## Task statement
Return all entries verbatim; skip any pictures.

## Dataset
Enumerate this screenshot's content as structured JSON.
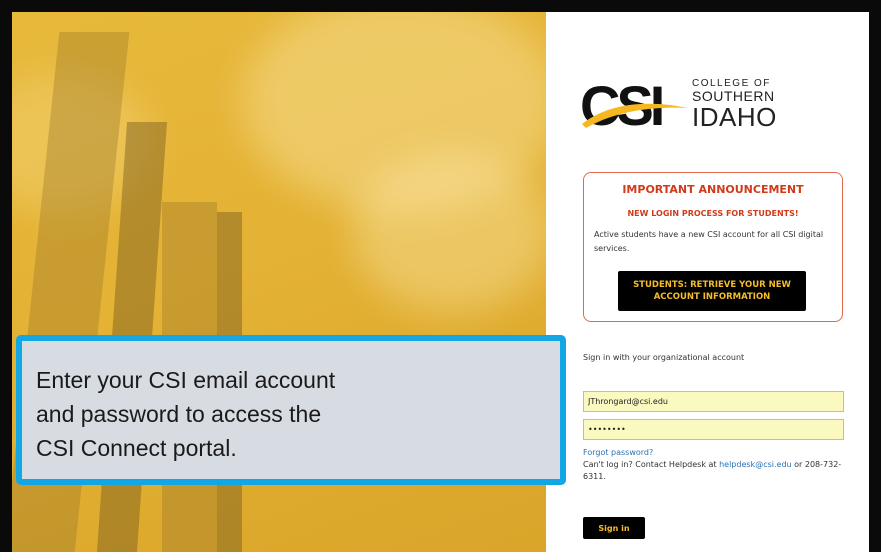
{
  "logo": {
    "letters": "CSI",
    "line1": "COLLEGE OF",
    "line2": "SOUTHERN",
    "line3": "IDAHO",
    "accent_color": "#f5b820"
  },
  "announcement": {
    "title": "IMPORTANT ANNOUNCEMENT",
    "subtitle": "NEW LOGIN PROCESS FOR STUDENTS!",
    "body": "Active students have a new CSI account for all CSI digital services.",
    "button_label": "STUDENTS: RETRIEVE YOUR NEW ACCOUNT INFORMATION",
    "border_color": "#e06a4e",
    "title_color": "#cf3b1b"
  },
  "signin": {
    "label": "Sign in with your organizational account",
    "email_value": "JThrongard@csi.edu",
    "password_value": "••••••••",
    "forgot_label": "Forgot password?",
    "help_prefix": "Can't log in? Contact Helpdesk at ",
    "help_email": "helpdesk@csi.edu",
    "help_suffix": " or 208-732-6311.",
    "button_label": "Sign in",
    "field_bg": "#fafac0"
  },
  "callout": {
    "text": "Enter your CSI email account and password to access the CSI Connect portal.",
    "border_color": "#13a6e4"
  }
}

## Response area
Enumerate this screenshot's content as structured JSON.
{
  "logo": {
    "letters": "CSI",
    "line1": "COLLEGE OF",
    "line2": "SOUTHERN",
    "line3": "IDAHO",
    "accent_color": "#f5b820"
  },
  "announcement": {
    "title": "IMPORTANT ANNOUNCEMENT",
    "subtitle": "NEW LOGIN PROCESS FOR STUDENTS!",
    "body": "Active students have a new CSI account for all CSI digital services.",
    "button_label": "STUDENTS: RETRIEVE YOUR NEW ACCOUNT INFORMATION",
    "border_color": "#e06a4e",
    "title_color": "#cf3b1b"
  },
  "signin": {
    "label": "Sign in with your organizational account",
    "email_value": "JThrongard@csi.edu",
    "password_value": "••••••••",
    "forgot_label": "Forgot password?",
    "help_prefix": "Can't log in? Contact Helpdesk at ",
    "help_email": "helpdesk@csi.edu",
    "help_suffix": " or 208-732-6311.",
    "button_label": "Sign in",
    "field_bg": "#fafac0"
  },
  "callout": {
    "text": "Enter your CSI email account and password to access the CSI Connect portal.",
    "border_color": "#13a6e4"
  }
}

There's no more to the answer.